“When we arrived at the clinic Karima was in very good health, Karima’s father reportedly told Al-Masry Al-Youm newspaper. “He told us to buy some medicine from a nearby pharmacy, and when we returned we were surprised to find that he had actually finished the operation.
He then noticed his daughter was unconscious and that the doctor was trying to save her with a respirator.
“When that didn’t work he asked us to get more medicine but when we came the second time we were told that Karima was dead, he said.
In response, the Ministry of Health shut down the doctor’s private clinic, revoked his license and turned him over to the prosecutor’s office.
The ministry also issued a warning against individuals, TV channels, internet sites or organizations that encourage Egyptian families to circumcise their daughters by evoking false religious, moral or social beliefs.
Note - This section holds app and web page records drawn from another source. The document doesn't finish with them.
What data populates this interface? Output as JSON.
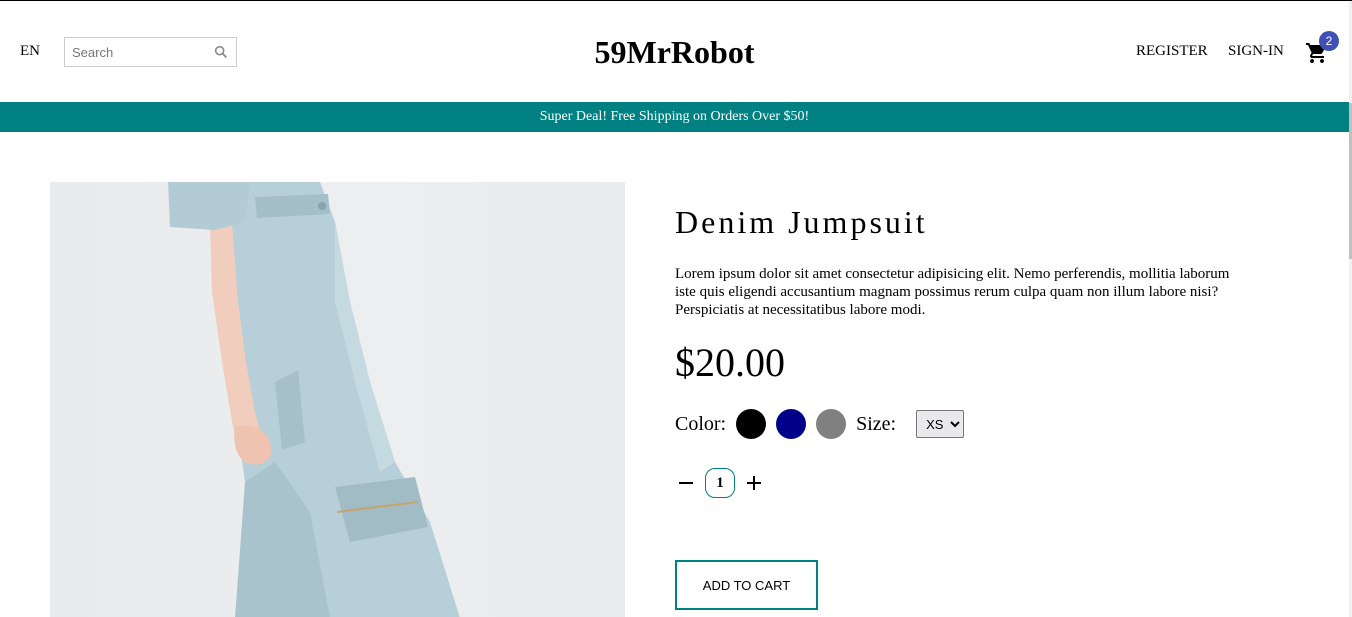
{
  "navbar": {
    "language": "EN",
    "search_placeholder": "Search",
    "logo": "59MrRobot",
    "register_label": "REGISTER",
    "signin_label": "SIGN-IN",
    "cart_count": "2"
  },
  "announcement": "Super Deal! Free Shipping on Orders Over $50!",
  "product": {
    "title": "Denim Jumpsuit",
    "description": "Lorem ipsum dolor sit amet consectetur adipisicing elit. Nemo perferendis, mollitia laborum iste quis eligendi accusantium magnam possimus rerum culpa quam non illum labore nisi? Perspiciatis at necessitatibus labore modi.",
    "price": "$20.00",
    "color_label": "Color:",
    "colors": [
      "#000000",
      "#00008b",
      "#808080"
    ],
    "size_label": "Size:",
    "size_selected": "XS",
    "quantity": "1",
    "add_to_cart_label": "ADD TO CART"
  },
  "colors": {
    "accent": "#008080",
    "badge": "#3f51b5"
  },
  "icons": {
    "search": "search-icon",
    "cart": "shopping-cart-icon",
    "minus": "minus-icon",
    "plus": "plus-icon",
    "dropdown": "chevron-down-icon"
  }
}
Since Karima’s tragic death, the national council for motherhood and childhood created a hot line (16000) for anyone who wishes to call and ask about circumcision in general in an attempt to give girls “a full and healthy life instead of the disturbed one they would have led after undergoing FGM.
After the death of 12-year-old Bodour Ahmed Shaker in June, Grand Mufti Ali Gomaa issued a fatwa clearly stating that FGM was forbidden in Islam.
Sheikh Mahmoud Ashour, former deputy of Al Azhar and member of the Islamic Research Center told Daily News Egypt in a previous interview that circumcision is a “habit that has no religious base.
Father Paula Narooz, the patron of the Sameen church of Sharm El-Sheikh, agrees with Ashour, explaining that female circumcision is forbidden in Christianity as well.
“There’s not a single verse in the Bible advocating female circumcision, Father Narooz told Daily News Egypt in a previous interview. “God, in Genesis 17:10 of the Old Testament tells Abraham that ‘Every man child among you shall be circumcised.’ It never mentions the word ‘woman’.
While some Christians in Upper Egypt still believe in circumcision, Father Narooz says that this is due to “lack of Christian cultural knowledge that leads these families to follow the inherited norms of their society.
According to a demographic and health survey carried out by USAID in 2000, 98 percent of Egyptian girls are subjected to circumcision. While 75 percent of adult women in the survey said they supported genital mutilation operations, the number was down from 82 percent, in an earlier survey carried out in 1995.